Q: Who should structure the annuity to make sure that it is done correctly?
A: Only licensed life insurance agents are permitted to sell annuities here in Florida. But not all life insurance agents are created equally. It’s usually best to find an agent that spends all or the majority of his time preserving his client’s assets prior to assisting them with the Medicaid application. The best agents are those that can perform two services: 1) asset preservation assistance using financial products and 2) application filing assistance. Medicaid Information Resource provides both of these services to our clients. Sometimes clients use life insurance agents or financial planners who have little or no experience with applying for Medicaid. Oftentimes this inexperience results in mistakes and denied applications.

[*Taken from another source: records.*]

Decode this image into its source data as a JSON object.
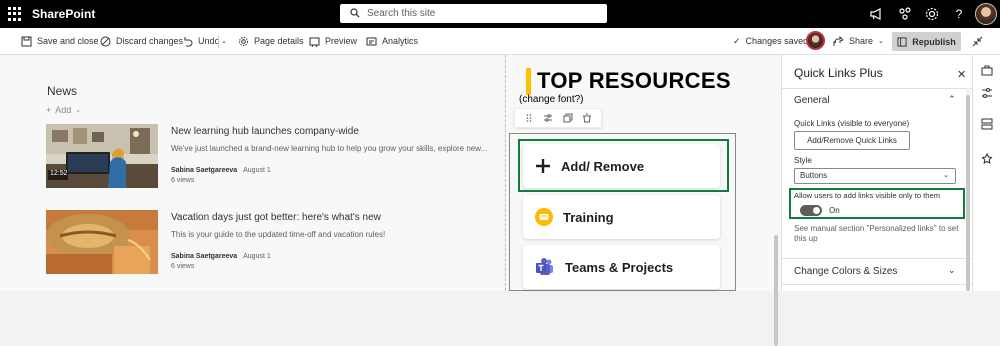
{
  "app": {
    "name": "SharePoint"
  },
  "search": {
    "placeholder": "Search this site"
  },
  "topbar": {
    "icons": [
      "megaphone-icon",
      "share-network-icon",
      "settings-gear-icon",
      "help-icon",
      "profile-avatar"
    ]
  },
  "commandbar": {
    "save_and_close": "Save and close",
    "discard_changes": "Discard changes",
    "undo": "Undo",
    "page_details": "Page details",
    "preview": "Preview",
    "analytics": "Analytics",
    "status": "Changes saved",
    "share": "Share",
    "republish": "Republish"
  },
  "news": {
    "title": "News",
    "add_label": "Add",
    "items": [
      {
        "headline": "New learning hub launches company-wide",
        "description": "We've just launched a brand-new learning hub to help you grow your skills, explore new...",
        "author": "Sabina Saetgareeva",
        "date": "August 1",
        "views": "6 views",
        "image_caption": "12:52"
      },
      {
        "headline": "Vacation days just got better: here's what's new",
        "description": "This is your guide to the updated time-off and vacation rules!",
        "author": "Sabina Saetgareeva",
        "date": "August 1",
        "views": "6 views"
      }
    ]
  },
  "resources": {
    "title": "TOP RESOURCES",
    "subtitle": "(change font?)",
    "toolbar_icons": [
      "drag-handle-icon",
      "edit-properties-icon",
      "duplicate-icon",
      "delete-icon"
    ],
    "links": [
      {
        "label": "Add/ Remove",
        "icon": "plus-icon"
      },
      {
        "label": "Training",
        "icon": "training-icon"
      },
      {
        "label": "Teams & Projects",
        "icon": "teams-icon"
      }
    ]
  },
  "panel": {
    "title": "Quick Links Plus",
    "section_general": "General",
    "quick_links_label": "Quick Links (visible to everyone)",
    "add_remove_button": "Add/Remove Quick Links",
    "style_label": "Style",
    "style_value": "Buttons",
    "allow_label": "Allow users to add links visible only to them",
    "toggle_state": "On",
    "note": "See manual section \"Personalized links\" to set this up",
    "section_colors": "Change Colors & Sizes"
  },
  "colors": {
    "accent_green": "#107c41",
    "yellow_bar": "#ffc000",
    "teams_purple": "#5b5fc7"
  }
}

These mistakes can prove costly. Make sure anyone you use has considerable experience in this arena.
Q: Since the Medicaid annuity generates income, doesn’t this income get paid to the nursing home?
A: If the applicant owns the annuity, then yes, this income gets paid to the nursing home along with their other income as what’s called “Patient Responsibility”. However, when there is a spouse still residing in the community, the annuity can be structured in their name and the community spouse gets to keep 100% of the annuity income.
Q: Why is this planning so important?
A: The money saved from years of hard work can be depleted quickly when a family member requires long term care. The loss of lifetime savings can have a devastating financial and emotional impact on the entire family. With sound advice and planning, it is possible to preserve all your life savings, your family home and investments and still qualify immediately for Medicaid.
Q: Are any MIR employees attorneys?
A: No, we are not attorneys. We are financial planners. We do not practice law. Thus, we do NOT perform any of the following activities: drafting of legal documents, review legal documents or interpret Medicaid regulations. In fact, we depend on relationships we have with attorneys who we refer our clients to, to perform these matters on behalf of our clients. We are financial professionals with expertise in preserving assets and assisting our clients in submitting their Medicaid applications on their behalf.